Delivering Mission-Critical Data to Enhance First Responders’ Work
FirstNet is enabling first responders to act both more effectively and more safely in emergency situations through the use of next-gen technologies like IoT and drone platforms. Read more about the integration of these technologies below.
The flexibility, bandwidth and coverage of LTE connectivity is key to the resilience of this transformative network.
The implementation of the First Responder Network Authority (FirstNet)—the first nationwide high-speed broadband network for America’s first responders—has opened up a whole new range of opportunities for technology to assist in their mission-critical work. FirstNet is built on an LTE network. It’s the flexibility, coverage and bandwidth of LTE and the reliability and resilience built into FirstNet that are catalyzing the emergence of applications, helping to enable new ways of working for the public safety community.
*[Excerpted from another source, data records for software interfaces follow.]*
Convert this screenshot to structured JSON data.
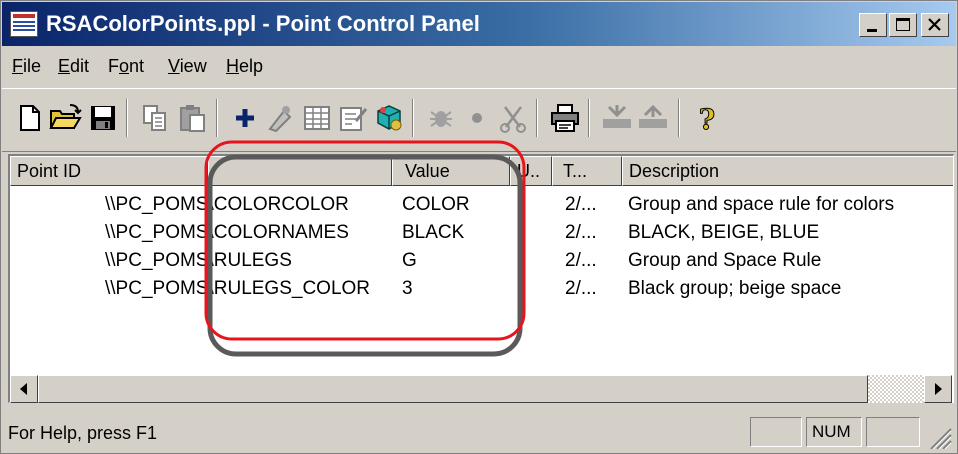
{
  "window": {
    "title": "RSAColorPoints.ppl - Point Control Panel",
    "caption_buttons": [
      "minimize",
      "maximize",
      "close"
    ]
  },
  "menu": [
    {
      "label": "File",
      "underline": "F"
    },
    {
      "label": "Edit",
      "underline": "E"
    },
    {
      "label": "Font",
      "underline": "o"
    },
    {
      "label": "View",
      "underline": "V"
    },
    {
      "label": "Help",
      "underline": "H"
    }
  ],
  "toolbar": {
    "buttons": [
      {
        "icon": "new-document-icon",
        "enabled": true
      },
      {
        "icon": "open-folder-icon",
        "enabled": true
      },
      {
        "icon": "save-disk-icon",
        "enabled": true
      },
      {
        "icon": "copy-icon",
        "enabled": false
      },
      {
        "icon": "paste-icon",
        "enabled": false
      },
      {
        "icon": "add-point-icon",
        "enabled": true
      },
      {
        "icon": "edit-point-icon",
        "enabled": false
      },
      {
        "icon": "grid-icon",
        "enabled": false
      },
      {
        "icon": "properties-icon",
        "enabled": false
      },
      {
        "icon": "color-icon",
        "enabled": true
      },
      {
        "icon": "bug-icon",
        "enabled": false
      },
      {
        "icon": "dot-icon",
        "enabled": false
      },
      {
        "icon": "cut-icon",
        "enabled": false
      },
      {
        "icon": "print-icon",
        "enabled": true
      },
      {
        "icon": "import-icon",
        "enabled": false
      },
      {
        "icon": "export-icon",
        "enabled": false
      },
      {
        "icon": "help-icon",
        "enabled": true
      }
    ]
  },
  "list": {
    "columns": [
      "Point ID",
      "",
      "Value",
      "U..",
      "T...",
      "Description"
    ],
    "rows": [
      {
        "point_id": "\\\\PC_POMS\\COLORCOLOR",
        "value": "COLOR",
        "units": "",
        "time": "2/...",
        "description": "Group and space rule for colors"
      },
      {
        "point_id": "\\\\PC_POMS\\COLORNAMES",
        "value": "BLACK",
        "units": "",
        "time": "2/...",
        "description": "BLACK, BEIGE, BLUE"
      },
      {
        "point_id": "\\\\PC_POMS\\RULEGS",
        "value": "G",
        "units": "",
        "time": "2/...",
        "description": "Group and Space Rule"
      },
      {
        "point_id": "\\\\PC_POMS\\RULEGS_COLOR",
        "value": "3",
        "units": "",
        "time": "2/...",
        "description": "Black group; beige space"
      }
    ]
  },
  "status": {
    "text": "For Help, press F1",
    "panes": [
      "",
      "NUM",
      ""
    ]
  },
  "annotation": {
    "outer_color": "#e8141c",
    "inner_color": "#5a5a5a"
  }
}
FirstNet is built with AT&T in public-private partnership with the First Responder Network Authority.
A key example of the power and importance of FirstNet is the increasing use of real-time surveillance and data gathering by drones, or unmanned aerial vehicles (UAVs). The benefits of drones are slowly being realized, and they’re being deployed in a growing number of agencies to enhance productivity and to increase safety and security.
Goldman Sachs forecasts a market opportunity worth some $100 billion to 2020, with the fastest growth opportunity coming from business and civil governments that are expected to spend around $13 billion on the technology. Public safety and first responders, in particular, are looking at the deployment of enterprise-grade drones. Drones are light, nimble and don’t get caught in traffic jams or caught up by difficult-to-navigate terrain. They can scope out dangerous situations, such as an active shooter or a hostage situation, and they provide an unobstructed view of an emergency situation, delivering critical information back to first responder teams.
There are a number of documented use cases that demonstrate just how powerful the results of deploying these UAVs can be. Fire and rescue services are using drones for a variety of purposes, including incidents involving hazardous materials, evaluation of wildfires and vehicle accidents. In Florida, the Orange County Fire Rescue Department utilizes drones, most notably during Hurricane Irma when the combination of drones and augmented reality resulted in the rescue of a family trapped by the rising waters.
During the Boston Marathon in 2018, law enforcement agencies set up multiple command centers and security checkpoints while also activating more than 100 surveillance cameras and deployed tethered drones to monitor the area around the race course, all connected by FirstNet. In Texas, testing is approved for a drone system aimed at first responder use, and in New Jersey, there is a drone team ready to respond to emergencies.
The AT&T network, which is the backbone of FirstNet, relies on drones to keep its network operational in a disaster recovery situation. The all-weather drone, termed the Flying COW (cell on wings), can fly in extreme weather, operate at extreme temperatures, and is part of AT&T’s Network Disaster Recovery (NDR) system.
These examples of mission-critical applications utilize drone capabilities in different ways, but the success of each and everyone relies on the effective integration of the aerial system, cloud computing resource and the ground-based sensors, control rooms and operator systems. These are the elements that transform the UAV into the UAS—the unmanned aerial system. The control of the drone, and the data it collects, relies on the efficiency of the connection back to base, to where the data is processed to extract the value of the information.